The existing legal regulations clearly define lighting requirements for different rooms and places. During the assessment of artificial lighting, the following elements are taken into account:
European standards define specific values of light intensity for particular rooms. For example, light intensity in classrooms at schools should be equal to 300 lx, in labs from 500 lx to 1000 lx, and in operating rooms – above 1000 lx. Measurements are conducted on the work area with the use of lux meters located in evenly distributed points – usually every 1 m.
Too big differences in luminance in a human’s field of view may cause the so-called dazzle, what makes it difficult to recognise objects. Light pulsation can be a problem too because it causes stroboscopic effects.
Colour rendering is equally important. Standard light of a bulb is warm and more natural for human eye, whereas light of fluorescent lamps is usually cooler.

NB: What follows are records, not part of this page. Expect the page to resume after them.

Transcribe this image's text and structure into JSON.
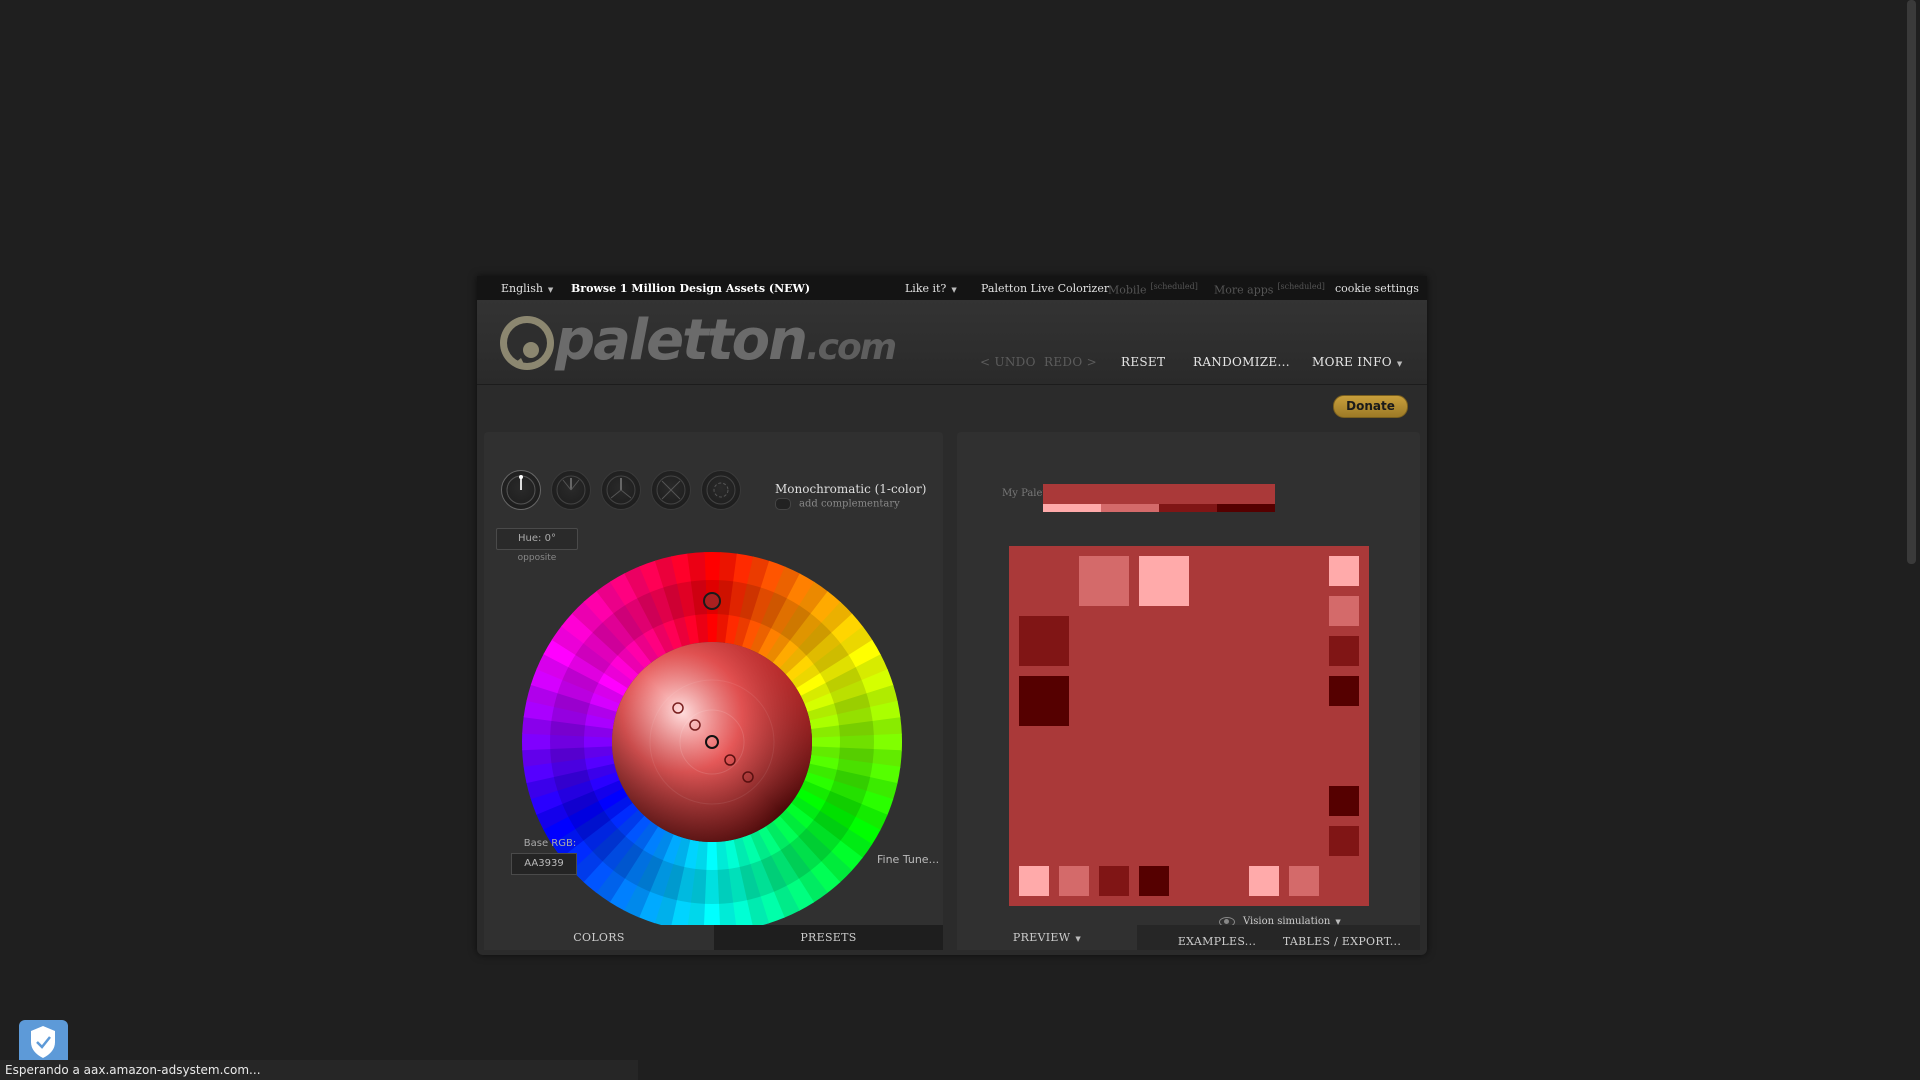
{
  "topbar": {
    "language": "English",
    "browse": "Browse 1 Million Design Assets (NEW)",
    "like": "Like it?",
    "live_colorizer": "Paletton Live Colorizer",
    "mobile": "Mobile",
    "mobile_tag": "[scheduled]",
    "more_apps": "More apps",
    "more_apps_tag": "[scheduled]",
    "cookie": "cookie settings"
  },
  "header": {
    "logo_main": "paletton",
    "logo_tld": ".com",
    "undo": "< UNDO",
    "redo": "REDO >",
    "reset": "RESET",
    "randomize": "RANDOMIZE...",
    "more_info": "MORE INFO"
  },
  "donate": "Donate",
  "left": {
    "scheme_title": "Monochromatic (1-color)",
    "add_complementary": "add complementary",
    "hue": "Hue: 0°",
    "opposite": "opposite",
    "base_rgb_label": "Base RGB:",
    "base_rgb_value": "AA3939",
    "fine_tune": "Fine Tune...",
    "tab_colors": "COLORS",
    "tab_presets": "PRESETS",
    "scheme_icons": [
      "mono-scheme-icon",
      "adjacent-scheme-icon",
      "triad-scheme-icon",
      "tetrad-scheme-icon",
      "free-style-scheme-icon"
    ]
  },
  "right": {
    "my_palette_label": "My Palette:",
    "vision": "Vision simulation",
    "tab_preview": "PREVIEW",
    "tab_examples": "EXAMPLES...",
    "tab_tables": "TABLES / EXPORT..."
  },
  "palette": {
    "base": "#AA3939",
    "lightest": "#FFAAAA",
    "light": "#D46A6A",
    "dark": "#801515",
    "darkest": "#550000"
  },
  "status": "Esperando a aax.amazon-adsystem.com..."
}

In case of LED lighting, the kind of LEDs used is the most important.
Good, universal room lighting should be based on light source which emits radiation in visible range which is as similar to sunlight as it is possible.

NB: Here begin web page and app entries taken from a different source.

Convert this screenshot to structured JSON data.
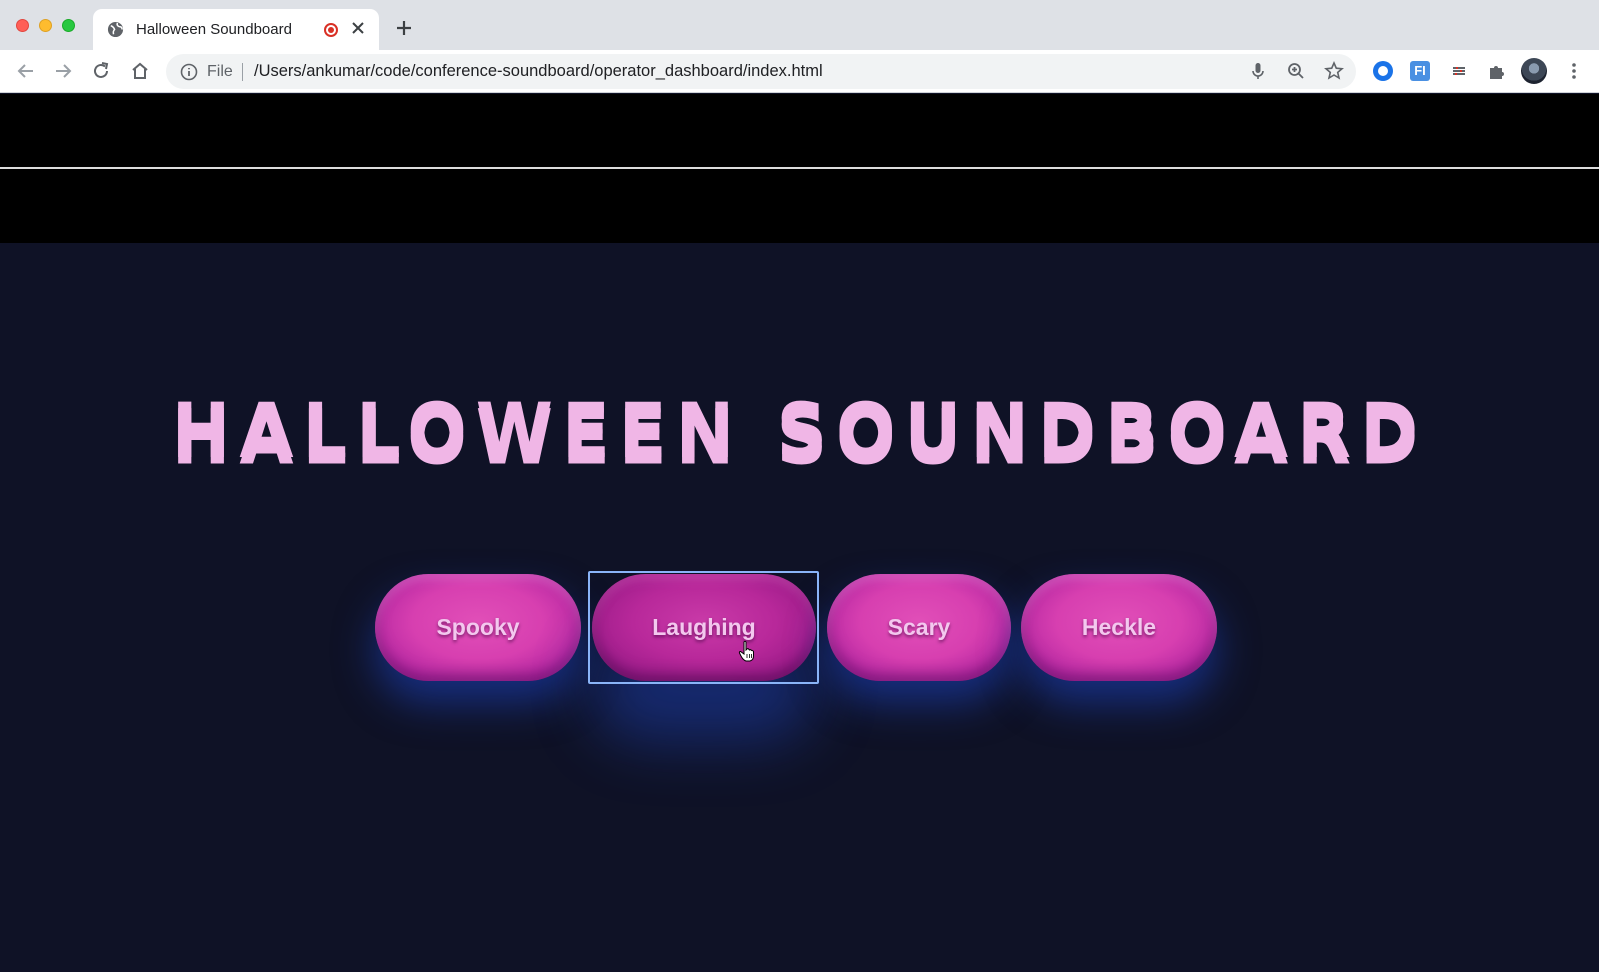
{
  "browser": {
    "tab_title": "Halloween Soundboard",
    "address_scheme": "File",
    "address_url": "/Users/ankumar/code/conference-soundboard/operator_dashboard/index.html",
    "extension_fi_label": "FI"
  },
  "page": {
    "title": "HALLOWEEN SOUNDBOARD",
    "buttons": [
      "Spooky",
      "Laughing",
      "Scary",
      "Heckle"
    ],
    "focused_button": "Laughing"
  },
  "colors": {
    "title": "#f0b6e6",
    "button_pink": "#d73fb0",
    "page_background": "#0f1226",
    "glow_blue": "#1e46c8"
  }
}
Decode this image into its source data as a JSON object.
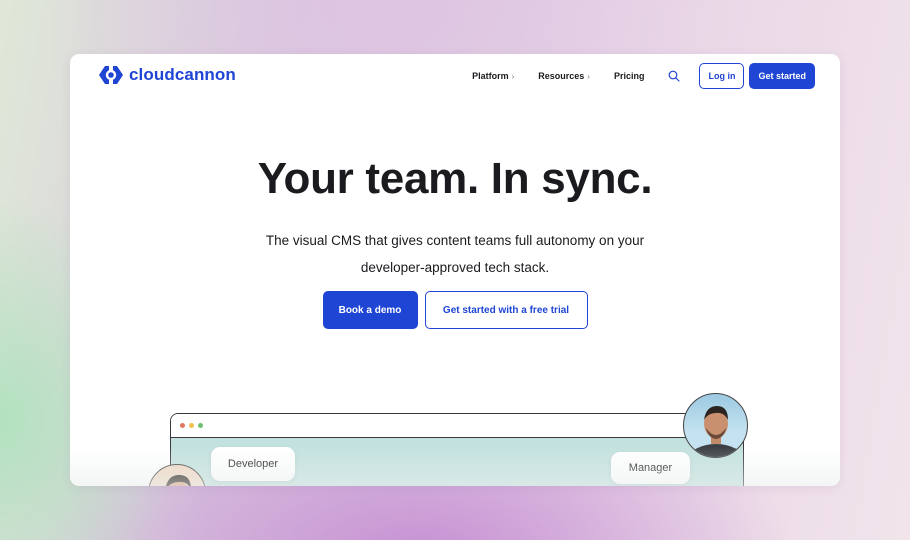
{
  "brand": {
    "name": "cloudcannon",
    "logo_icon": "cloudcannon-logo-icon",
    "accent_color": "#1f45d4"
  },
  "nav": {
    "items": [
      {
        "label": "Platform",
        "has_chevron": true,
        "chevron": "›"
      },
      {
        "label": "Resources",
        "has_chevron": true,
        "chevron": "›"
      },
      {
        "label": "Pricing",
        "has_chevron": false
      }
    ],
    "search_icon": "search-icon",
    "login_label": "Log in",
    "get_started_label": "Get started"
  },
  "hero": {
    "title": "Your team. In sync.",
    "subtitle_line1": "The visual CMS that gives content teams full autonomy on your",
    "subtitle_line2": "developer-approved tech stack.",
    "primary_cta": "Book a demo",
    "secondary_cta": "Get started with a free trial"
  },
  "illustration": {
    "window_dots": [
      "#e07a5f",
      "#f2c14e",
      "#6cc070"
    ],
    "developer_label": "Developer",
    "manager_label": "Manager"
  }
}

Shading defines how much the light source is concentrated as a result of which it generates shades.